Your ethics affect your choice of job and skin care products, or vice versa?

How easy is it to associate ones ethical beliefs with one’s work situation? Could you work for the tobacco industry knowing that there is a super strong connection between smoking and cancer? Or a GMO seed and pesticide manufacturer? Or a major polluter of our air/rivers/sea? Can someone who is strictly vegan sell hamburgers? ETC ETC.

I am truly lucky to be able to choose a job that meets my vegan and cruelty free requirements. However, if I am committed to cruelty free skin care, it has to incorporate more than just what I put on my skin right??? Otherwise I would be a major hypocrite (like politicians), and I couldn’t live with myself nor anyone else like that. I certainly couldn’t promote something that is cruel and inhumane. So, for me, cruelty free also involves what I eat. Therefore I am visibly upset by the weekly email from Yelp that is all about San Francisco foie gras restaurants!!!!

I mentioned my horror to someone whom I thought shared my views, and was given a response “it is what it is”… WHAT? Imagine if people said that about apartheid in South Africa, or Nazi concentration camps, slavery or ISIS etc??? If everyone used this very comfortable ‘cop-out’ phrase, there would have been no women’s suffrage, no civil rights, no gay rights etc. There would be no environment to speak of. No wildlife preserves, sanctuaries and pristine landscapes etc…

NO! Inhumane force feeding of geese to make their livers painfully swollen to enable the production of foie gras is so NOT OK! It should not be what it is!!! It’s up there on my list with clubbing baby harp seals to death for their pelts, all fur products, shark finning live sharks and leaving them to drown, killing rhinos and elephants for their horn and ivory.  Just because I don’t wear fur doesn’t mean I’m OK buying non fur products from a store that sells fur products. Just because I don’t eat foie gras doesn’t mean the rest of the food at the restaurant is OK – nope – I spend not a cent at such establishments. There are plenty other restaurants out there that are ethical and worthy of support. So if you want to know which San Francisco restaurants NOT to support because of their penchant to make money out of inhumane foie gras, check out the Yelp list..and there are many others not listed…call and ask directly before you make plans… We managed to get Foie Gras banned in California in 2012, just to have the restaurant and food industry get it legally overturned last year.

On a similar ethical note,  if you want cruelty free skin care, is it OK to go with FDA approved medical treatments and products knowing they are all tested on animals?
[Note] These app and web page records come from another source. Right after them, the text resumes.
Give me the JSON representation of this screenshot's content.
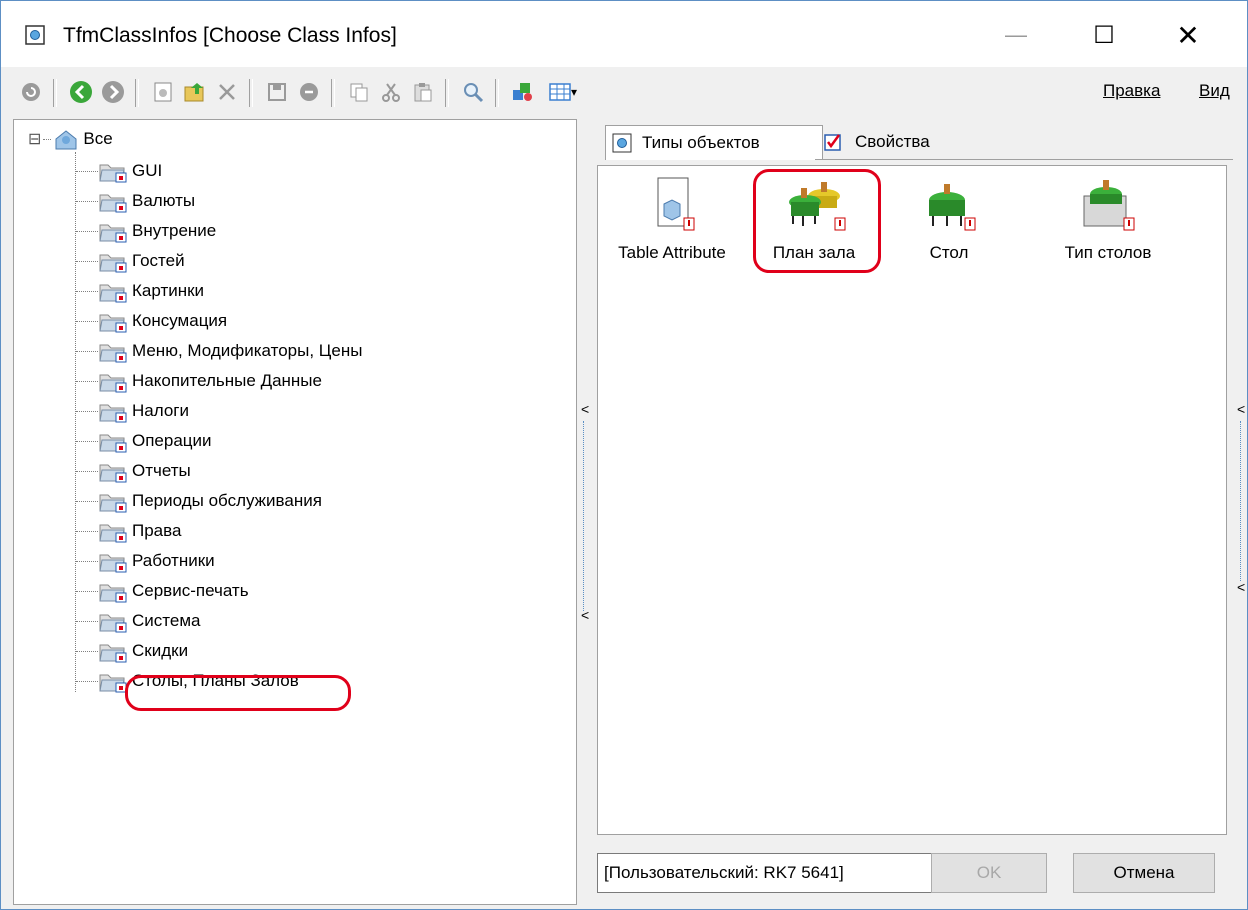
{
  "window": {
    "title": "TfmClassInfos [Choose Class Infos]",
    "minimize_glyph": "—",
    "maximize_glyph": "☐",
    "close_glyph": "✕"
  },
  "toolbar": {
    "tools": [
      "refresh-icon",
      "back-icon",
      "forward-icon",
      "new-icon",
      "up-folder-icon",
      "delete-icon",
      "save-icon",
      "revert-icon",
      "copy-icon",
      "cut-icon",
      "paste-icon",
      "find-icon",
      "paint-icon",
      "grid-view-icon"
    ],
    "menu_edit": "Правка",
    "menu_view": "Вид",
    "dropdown_glyph": "▾"
  },
  "tree": {
    "root_label": "Все",
    "expander": "⊟",
    "items": [
      "GUI",
      "Валюты",
      "Внутрение",
      "Гостей",
      "Картинки",
      "Консумация",
      "Меню, Модификаторы, Цены",
      "Накопительные Данные",
      "Налоги",
      "Операции",
      "Отчеты",
      "Периоды обслуживания",
      "Права",
      "Работники",
      "Сервис-печать",
      "Система",
      "Скидки",
      "Столы, Планы Залов"
    ]
  },
  "tabs": {
    "objects": "Типы объектов",
    "properties": "Свойства"
  },
  "objects": [
    {
      "label": "Table Attribute",
      "icon": "cube-page-icon"
    },
    {
      "label": "План зала",
      "icon": "hall-plan-icon"
    },
    {
      "label": "Стол",
      "icon": "table-icon"
    },
    {
      "label": "Тип столов",
      "icon": "table-type-icon"
    }
  ],
  "footer": {
    "combo_value": "[Пользовательский: RK7 5641]",
    "ok_label": "OK",
    "cancel_label": "Отмена"
  },
  "splitter_glyph": "<"
}
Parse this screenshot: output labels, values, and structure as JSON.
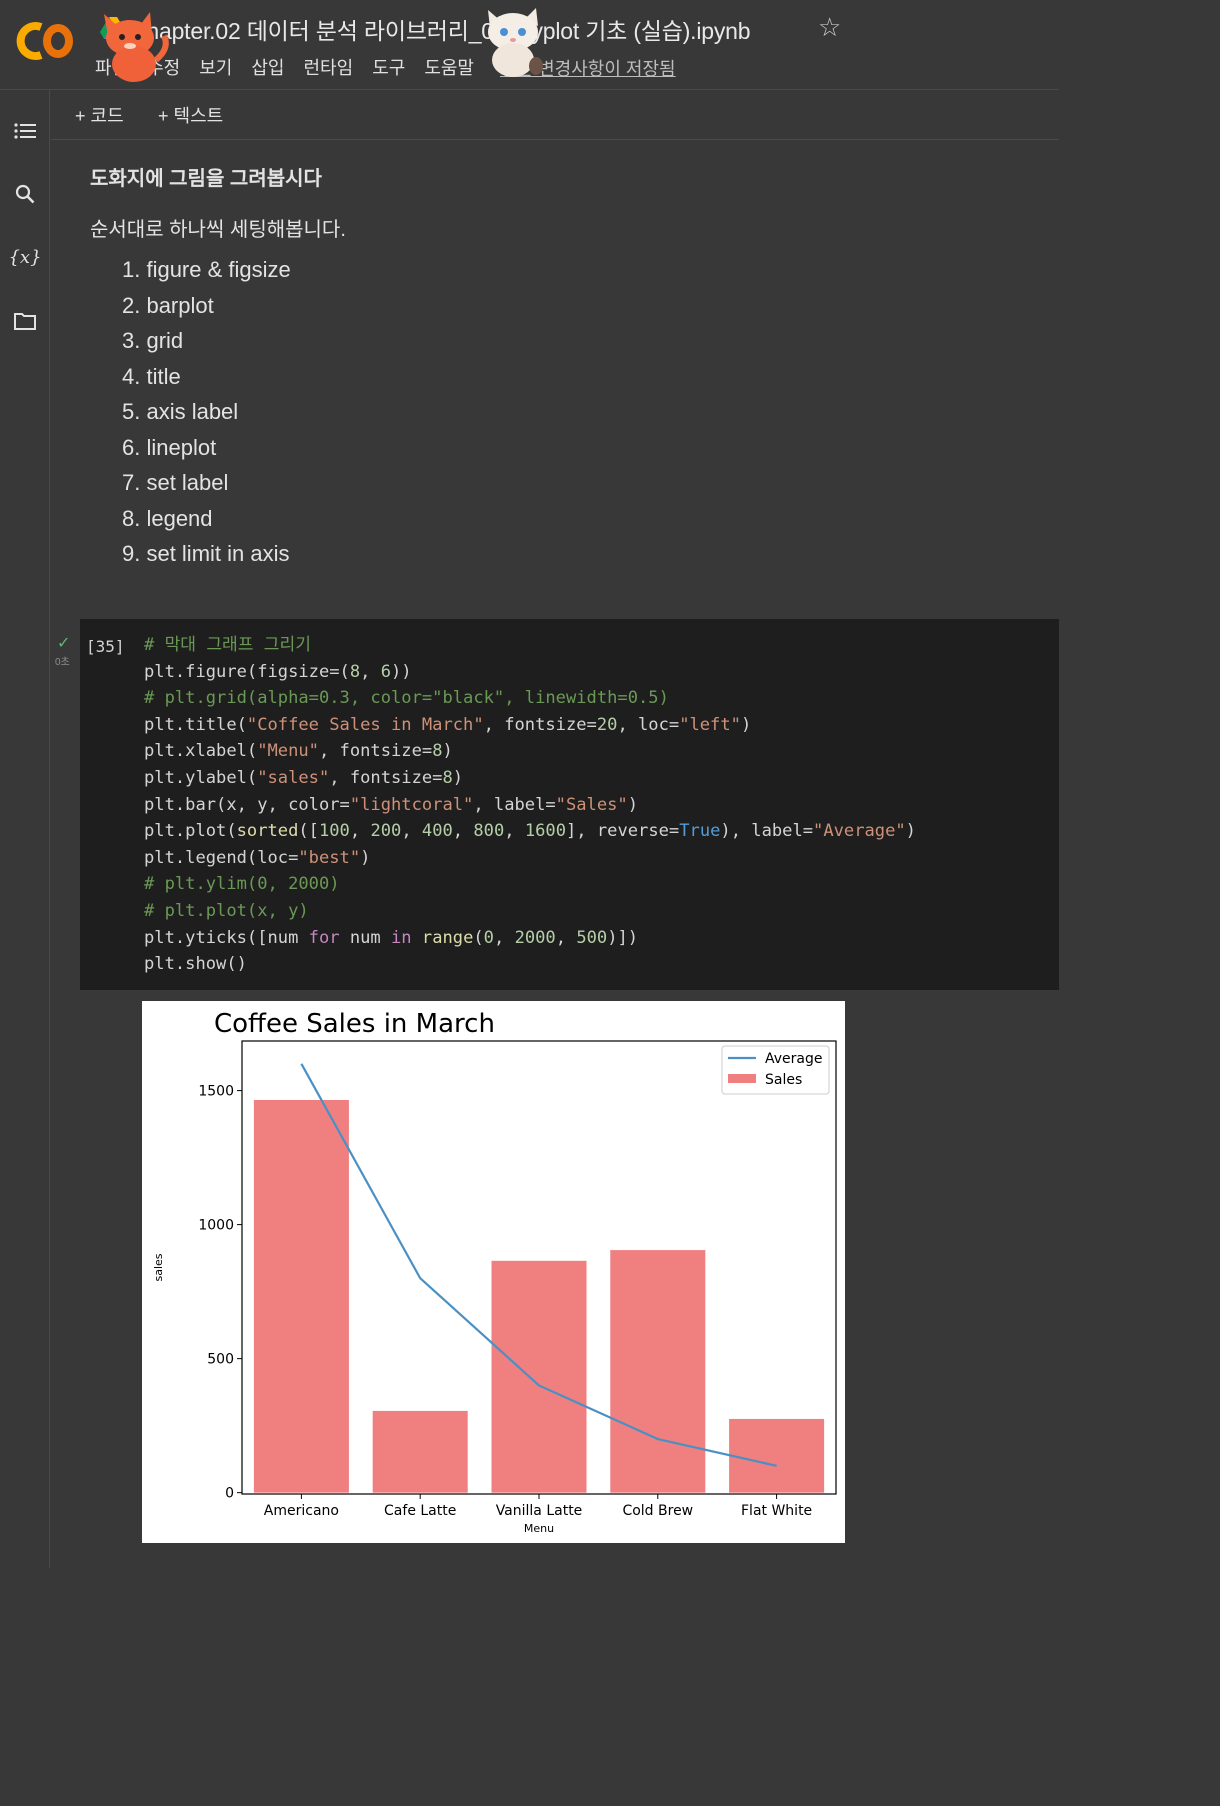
{
  "header": {
    "title": "Chapter.02 데이터 분석 라이브러리_08. pyplot 기초 (실습).ipynb",
    "menu": [
      "파일",
      "수정",
      "보기",
      "삽입",
      "런타임",
      "도구",
      "도움말"
    ],
    "save_status": "모든 변경사항이 저장됨"
  },
  "sidebar": {
    "icons": [
      "toc-icon",
      "search-icon",
      "variables-icon",
      "folder-icon"
    ]
  },
  "toolbar": {
    "add_code": "+ 코드",
    "add_text": "+ 텍스트"
  },
  "text_cell": {
    "heading": "도화지에 그림을 그려봅시다",
    "intro": "순서대로 하나씩 세팅해봅니다.",
    "steps": [
      "1. figure & figsize",
      "2. barplot",
      "3. grid",
      "4. title",
      "5. axis label",
      "6. lineplot",
      "7. set label",
      "8. legend",
      "9. set limit in axis"
    ]
  },
  "code_cell": {
    "exec_count": "[35]",
    "exec_time": "0초",
    "lines": [
      "# 막대 그래프 그리기",
      "plt.figure(figsize=(8, 6))",
      "# plt.grid(alpha=0.3, color=\"black\", linewidth=0.5)",
      "plt.title(\"Coffee Sales in March\", fontsize=20, loc=\"left\")",
      "plt.xlabel(\"Menu\", fontsize=8)",
      "plt.ylabel(\"sales\", fontsize=8)",
      "plt.bar(x, y, color=\"lightcoral\", label=\"Sales\")",
      "plt.plot(sorted([100, 200, 400, 800, 1600], reverse=True), label=\"Average\")",
      "plt.legend(loc=\"best\")",
      "# plt.ylim(0, 2000)",
      "# plt.plot(x, y)",
      "plt.yticks([num for num in range(0, 2000, 500)])",
      "plt.show()"
    ]
  },
  "chart_data": {
    "type": "bar",
    "title": "Coffee Sales in March",
    "xlabel": "Menu",
    "ylabel": "sales",
    "categories": [
      "Americano",
      "Cafe Latte",
      "Vanilla Latte",
      "Cold Brew",
      "Flat White"
    ],
    "series": [
      {
        "name": "Sales",
        "type": "bar",
        "color": "#f08080",
        "values": [
          1465,
          305,
          865,
          905,
          275
        ]
      },
      {
        "name": "Average",
        "type": "line",
        "color": "#4a90c4",
        "values": [
          1600,
          800,
          400,
          200,
          100
        ]
      }
    ],
    "yticks": [
      0,
      500,
      1000,
      1500
    ],
    "ylim": [
      -5,
      1685
    ],
    "legend": "top-right",
    "grid": false
  }
}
And those same medical-grade topical skin care products are all preserved with parabens (potential carcinogens) – yet non medical-grade products are prohibited from using parabens as preservatives (in CA). If you like natural products, does that automatically rule out medical-grade (non-natural) products? Is there anything really natural about a highly processed and expensive cream you’re using as a moisturizer after all? If you are concerned about the environment, then would you still use anti bacterial products (with triclosan for example) that you rinse down the drain into the water system and that have a ripple effect of environmental damage? And what about those little plastic beads in so many facial scrubs that are now being found in fish and other water animals? Seeing as no pollution generating energy is required when cool water is used… is it not a good time to start using cool water only on your face and no warm or hot water? And, by the by, that just happens to be just 1 of the 8 important things you should be doing for your skin anyway

Everything we do has a consequence, and it’s impossible to be perfect, but I urge you to start setting higher standards and help your family and friends to reset theirs. All together, we can make a difference 🙂

Leave a Reply

Your email address will not be published. Required fields are marked *